(Entries from a dataset of interfaces)
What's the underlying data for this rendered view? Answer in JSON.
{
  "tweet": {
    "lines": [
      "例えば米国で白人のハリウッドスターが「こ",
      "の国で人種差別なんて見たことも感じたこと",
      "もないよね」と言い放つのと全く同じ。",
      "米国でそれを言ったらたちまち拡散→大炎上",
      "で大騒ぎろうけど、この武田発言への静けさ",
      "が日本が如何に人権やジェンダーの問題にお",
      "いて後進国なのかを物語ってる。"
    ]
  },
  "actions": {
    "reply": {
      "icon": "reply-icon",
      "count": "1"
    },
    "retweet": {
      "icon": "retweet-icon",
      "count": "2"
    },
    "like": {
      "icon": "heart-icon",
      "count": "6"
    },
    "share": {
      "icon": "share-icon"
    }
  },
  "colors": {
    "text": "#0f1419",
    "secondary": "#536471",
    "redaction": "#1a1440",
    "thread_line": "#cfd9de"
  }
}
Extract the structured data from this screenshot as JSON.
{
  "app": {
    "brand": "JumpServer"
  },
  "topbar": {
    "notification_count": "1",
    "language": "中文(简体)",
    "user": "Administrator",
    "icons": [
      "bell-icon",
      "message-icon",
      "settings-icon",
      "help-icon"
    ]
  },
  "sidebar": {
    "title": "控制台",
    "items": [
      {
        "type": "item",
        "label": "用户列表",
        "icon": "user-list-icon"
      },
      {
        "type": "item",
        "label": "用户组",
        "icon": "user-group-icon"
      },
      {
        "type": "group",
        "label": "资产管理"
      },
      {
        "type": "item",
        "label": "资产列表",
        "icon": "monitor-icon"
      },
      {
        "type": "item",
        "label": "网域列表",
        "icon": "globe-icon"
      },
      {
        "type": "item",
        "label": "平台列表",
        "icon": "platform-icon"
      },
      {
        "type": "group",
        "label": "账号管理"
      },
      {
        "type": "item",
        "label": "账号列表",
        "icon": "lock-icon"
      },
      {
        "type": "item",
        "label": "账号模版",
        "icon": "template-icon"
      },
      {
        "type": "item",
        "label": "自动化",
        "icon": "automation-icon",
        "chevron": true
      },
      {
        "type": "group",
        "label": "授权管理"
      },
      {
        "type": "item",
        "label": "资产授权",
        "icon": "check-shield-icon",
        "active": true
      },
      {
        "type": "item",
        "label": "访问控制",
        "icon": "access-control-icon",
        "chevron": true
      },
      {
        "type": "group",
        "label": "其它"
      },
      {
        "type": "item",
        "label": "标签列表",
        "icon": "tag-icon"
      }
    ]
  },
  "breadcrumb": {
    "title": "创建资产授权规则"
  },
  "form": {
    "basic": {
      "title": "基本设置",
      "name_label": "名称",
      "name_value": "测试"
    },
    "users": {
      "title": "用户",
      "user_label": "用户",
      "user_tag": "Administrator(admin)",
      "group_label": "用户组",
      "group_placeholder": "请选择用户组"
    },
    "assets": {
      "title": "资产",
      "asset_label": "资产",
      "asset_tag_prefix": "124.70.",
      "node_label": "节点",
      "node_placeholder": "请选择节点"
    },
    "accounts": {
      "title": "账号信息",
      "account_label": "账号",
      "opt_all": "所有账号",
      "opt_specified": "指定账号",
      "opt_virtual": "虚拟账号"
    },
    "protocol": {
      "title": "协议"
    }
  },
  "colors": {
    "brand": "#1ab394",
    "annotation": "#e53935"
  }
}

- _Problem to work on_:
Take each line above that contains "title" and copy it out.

- _Exercise answer_:
    "title": "控制台",
    "title": "创建资产授权规则"
      "title": "基本设置",
      "title": "用户",
      "title": "资产",
      "title": "账号信息",
      "title": "协议"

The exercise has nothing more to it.